Each record must be retyped in full. No character may differ.

======== DATA EXTRACT ========

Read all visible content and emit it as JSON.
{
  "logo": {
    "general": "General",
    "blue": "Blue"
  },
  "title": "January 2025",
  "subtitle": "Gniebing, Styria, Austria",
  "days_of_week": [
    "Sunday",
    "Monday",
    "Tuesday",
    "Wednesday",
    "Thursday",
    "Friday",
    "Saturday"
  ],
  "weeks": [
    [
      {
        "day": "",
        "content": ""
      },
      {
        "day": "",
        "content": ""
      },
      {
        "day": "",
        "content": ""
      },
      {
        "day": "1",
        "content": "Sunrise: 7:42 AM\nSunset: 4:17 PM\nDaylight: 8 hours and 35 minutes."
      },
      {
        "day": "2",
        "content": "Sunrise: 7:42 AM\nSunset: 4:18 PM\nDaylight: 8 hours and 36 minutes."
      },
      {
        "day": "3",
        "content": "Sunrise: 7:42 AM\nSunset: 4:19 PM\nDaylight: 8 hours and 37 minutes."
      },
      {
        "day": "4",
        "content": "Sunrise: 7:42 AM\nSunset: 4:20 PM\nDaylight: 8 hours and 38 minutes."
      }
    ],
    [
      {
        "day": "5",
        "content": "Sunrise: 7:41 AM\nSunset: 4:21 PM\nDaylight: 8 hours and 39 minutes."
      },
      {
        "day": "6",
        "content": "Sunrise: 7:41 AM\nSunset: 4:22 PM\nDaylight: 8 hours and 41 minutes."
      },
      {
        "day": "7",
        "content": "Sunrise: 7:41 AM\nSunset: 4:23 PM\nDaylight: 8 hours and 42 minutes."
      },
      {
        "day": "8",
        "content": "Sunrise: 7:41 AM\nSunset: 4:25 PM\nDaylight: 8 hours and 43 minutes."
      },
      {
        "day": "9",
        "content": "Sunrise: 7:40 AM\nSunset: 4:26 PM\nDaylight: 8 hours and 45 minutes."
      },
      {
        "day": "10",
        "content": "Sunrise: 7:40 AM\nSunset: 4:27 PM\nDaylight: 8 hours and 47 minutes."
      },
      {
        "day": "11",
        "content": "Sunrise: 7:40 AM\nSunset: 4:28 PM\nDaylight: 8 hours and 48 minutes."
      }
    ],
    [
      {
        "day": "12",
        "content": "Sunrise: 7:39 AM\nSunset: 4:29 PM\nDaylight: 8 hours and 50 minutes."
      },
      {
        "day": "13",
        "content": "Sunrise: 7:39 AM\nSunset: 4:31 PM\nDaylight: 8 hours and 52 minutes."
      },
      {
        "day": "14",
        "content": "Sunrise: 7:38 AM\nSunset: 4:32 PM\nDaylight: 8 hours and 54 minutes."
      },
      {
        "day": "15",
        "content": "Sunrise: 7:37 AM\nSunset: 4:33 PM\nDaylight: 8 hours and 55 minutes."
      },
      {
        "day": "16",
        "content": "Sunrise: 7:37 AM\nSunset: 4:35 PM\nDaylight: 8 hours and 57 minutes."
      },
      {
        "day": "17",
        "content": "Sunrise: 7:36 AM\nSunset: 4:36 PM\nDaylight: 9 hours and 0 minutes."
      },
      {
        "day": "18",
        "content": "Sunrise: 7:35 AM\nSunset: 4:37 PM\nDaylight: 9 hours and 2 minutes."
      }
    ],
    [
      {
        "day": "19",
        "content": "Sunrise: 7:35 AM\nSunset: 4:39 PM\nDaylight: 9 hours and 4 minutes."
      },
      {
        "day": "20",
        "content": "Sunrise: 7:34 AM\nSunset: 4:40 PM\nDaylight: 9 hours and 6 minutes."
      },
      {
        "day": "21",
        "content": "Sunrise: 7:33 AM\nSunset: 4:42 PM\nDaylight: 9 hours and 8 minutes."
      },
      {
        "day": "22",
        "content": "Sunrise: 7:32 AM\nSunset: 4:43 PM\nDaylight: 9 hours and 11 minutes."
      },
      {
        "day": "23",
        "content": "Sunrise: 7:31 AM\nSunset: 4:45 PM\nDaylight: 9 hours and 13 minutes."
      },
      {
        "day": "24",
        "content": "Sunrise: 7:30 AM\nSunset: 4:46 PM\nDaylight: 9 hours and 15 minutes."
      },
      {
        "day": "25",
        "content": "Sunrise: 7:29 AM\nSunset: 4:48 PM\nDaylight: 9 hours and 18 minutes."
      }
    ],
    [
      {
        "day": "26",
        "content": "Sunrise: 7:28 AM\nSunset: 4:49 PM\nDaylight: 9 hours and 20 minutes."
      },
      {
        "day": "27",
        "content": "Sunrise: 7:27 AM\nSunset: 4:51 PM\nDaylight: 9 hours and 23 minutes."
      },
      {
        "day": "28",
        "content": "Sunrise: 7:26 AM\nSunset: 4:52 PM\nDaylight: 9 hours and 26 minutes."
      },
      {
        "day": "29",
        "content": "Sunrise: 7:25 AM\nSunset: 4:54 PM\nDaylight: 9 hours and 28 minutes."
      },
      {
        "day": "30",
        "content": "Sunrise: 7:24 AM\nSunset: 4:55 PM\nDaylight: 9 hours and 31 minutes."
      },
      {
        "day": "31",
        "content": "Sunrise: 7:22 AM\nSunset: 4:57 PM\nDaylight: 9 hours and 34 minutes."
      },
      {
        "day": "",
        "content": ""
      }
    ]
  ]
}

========

▶ [RESULT BELOW]
Read all visible content and emit it as JSON.
{
  "logo": {
    "general": "General",
    "blue": "Blue"
  },
  "title": "January 2025",
  "subtitle": "Gniebing, Styria, Austria",
  "days_of_week": [
    "Sunday",
    "Monday",
    "Tuesday",
    "Wednesday",
    "Thursday",
    "Friday",
    "Saturday"
  ],
  "weeks": [
    [
      {
        "day": "",
        "content": ""
      },
      {
        "day": "",
        "content": ""
      },
      {
        "day": "",
        "content": ""
      },
      {
        "day": "1",
        "content": "Sunrise: 7:42 AM\nSunset: 4:17 PM\nDaylight: 8 hours and 35 minutes."
      },
      {
        "day": "2",
        "content": "Sunrise: 7:42 AM\nSunset: 4:18 PM\nDaylight: 8 hours and 36 minutes."
      },
      {
        "day": "3",
        "content": "Sunrise: 7:42 AM\nSunset: 4:19 PM\nDaylight: 8 hours and 37 minutes."
      },
      {
        "day": "4",
        "content": "Sunrise: 7:42 AM\nSunset: 4:20 PM\nDaylight: 8 hours and 38 minutes."
      }
    ],
    [
      {
        "day": "5",
        "content": "Sunrise: 7:41 AM\nSunset: 4:21 PM\nDaylight: 8 hours and 39 minutes."
      },
      {
        "day": "6",
        "content": "Sunrise: 7:41 AM\nSunset: 4:22 PM\nDaylight: 8 hours and 41 minutes."
      },
      {
        "day": "7",
        "content": "Sunrise: 7:41 AM\nSunset: 4:23 PM\nDaylight: 8 hours and 42 minutes."
      },
      {
        "day": "8",
        "content": "Sunrise: 7:41 AM\nSunset: 4:25 PM\nDaylight: 8 hours and 43 minutes."
      },
      {
        "day": "9",
        "content": "Sunrise: 7:40 AM\nSunset: 4:26 PM\nDaylight: 8 hours and 45 minutes."
      },
      {
        "day": "10",
        "content": "Sunrise: 7:40 AM\nSunset: 4:27 PM\nDaylight: 8 hours and 47 minutes."
      },
      {
        "day": "11",
        "content": "Sunrise: 7:40 AM\nSunset: 4:28 PM\nDaylight: 8 hours and 48 minutes."
      }
    ],
    [
      {
        "day": "12",
        "content": "Sunrise: 7:39 AM\nSunset: 4:29 PM\nDaylight: 8 hours and 50 minutes."
      },
      {
        "day": "13",
        "content": "Sunrise: 7:39 AM\nSunset: 4:31 PM\nDaylight: 8 hours and 52 minutes."
      },
      {
        "day": "14",
        "content": "Sunrise: 7:38 AM\nSunset: 4:32 PM\nDaylight: 8 hours and 54 minutes."
      },
      {
        "day": "15",
        "content": "Sunrise: 7:37 AM\nSunset: 4:33 PM\nDaylight: 8 hours and 55 minutes."
      },
      {
        "day": "16",
        "content": "Sunrise: 7:37 AM\nSunset: 4:35 PM\nDaylight: 8 hours and 57 minutes."
      },
      {
        "day": "17",
        "content": "Sunrise: 7:36 AM\nSunset: 4:36 PM\nDaylight: 9 hours and 0 minutes."
      },
      {
        "day": "18",
        "content": "Sunrise: 7:35 AM\nSunset: 4:37 PM\nDaylight: 9 hours and 2 minutes."
      }
    ],
    [
      {
        "day": "19",
        "content": "Sunrise: 7:35 AM\nSunset: 4:39 PM\nDaylight: 9 hours and 4 minutes."
      },
      {
        "day": "20",
        "content": "Sunrise: 7:34 AM\nSunset: 4:40 PM\nDaylight: 9 hours and 6 minutes."
      },
      {
        "day": "21",
        "content": "Sunrise: 7:33 AM\nSunset: 4:42 PM\nDaylight: 9 hours and 8 minutes."
      },
      {
        "day": "22",
        "content": "Sunrise: 7:32 AM\nSunset: 4:43 PM\nDaylight: 9 hours and 11 minutes."
      },
      {
        "day": "23",
        "content": "Sunrise: 7:31 AM\nSunset: 4:45 PM\nDaylight: 9 hours and 13 minutes."
      },
      {
        "day": "24",
        "content": "Sunrise: 7:30 AM\nSunset: 4:46 PM\nDaylight: 9 hours and 15 minutes."
      },
      {
        "day": "25",
        "content": "Sunrise: 7:29 AM\nSunset: 4:48 PM\nDaylight: 9 hours and 18 minutes."
      }
    ],
    [
      {
        "day": "26",
        "content": "Sunrise: 7:28 AM\nSunset: 4:49 PM\nDaylight: 9 hours and 20 minutes."
      },
      {
        "day": "27",
        "content": "Sunrise: 7:27 AM\nSunset: 4:51 PM\nDaylight: 9 hours and 23 minutes."
      },
      {
        "day": "28",
        "content": "Sunrise: 7:26 AM\nSunset: 4:52 PM\nDaylight: 9 hours and 26 minutes."
      },
      {
        "day": "29",
        "content": "Sunrise: 7:25 AM\nSunset: 4:54 PM\nDaylight: 9 hours and 28 minutes."
      },
      {
        "day": "30",
        "content": "Sunrise: 7:24 AM\nSunset: 4:55 PM\nDaylight: 9 hours and 31 minutes."
      },
      {
        "day": "31",
        "content": "Sunrise: 7:22 AM\nSunset: 4:57 PM\nDaylight: 9 hours and 34 minutes."
      },
      {
        "day": "",
        "content": ""
      }
    ]
  ]
}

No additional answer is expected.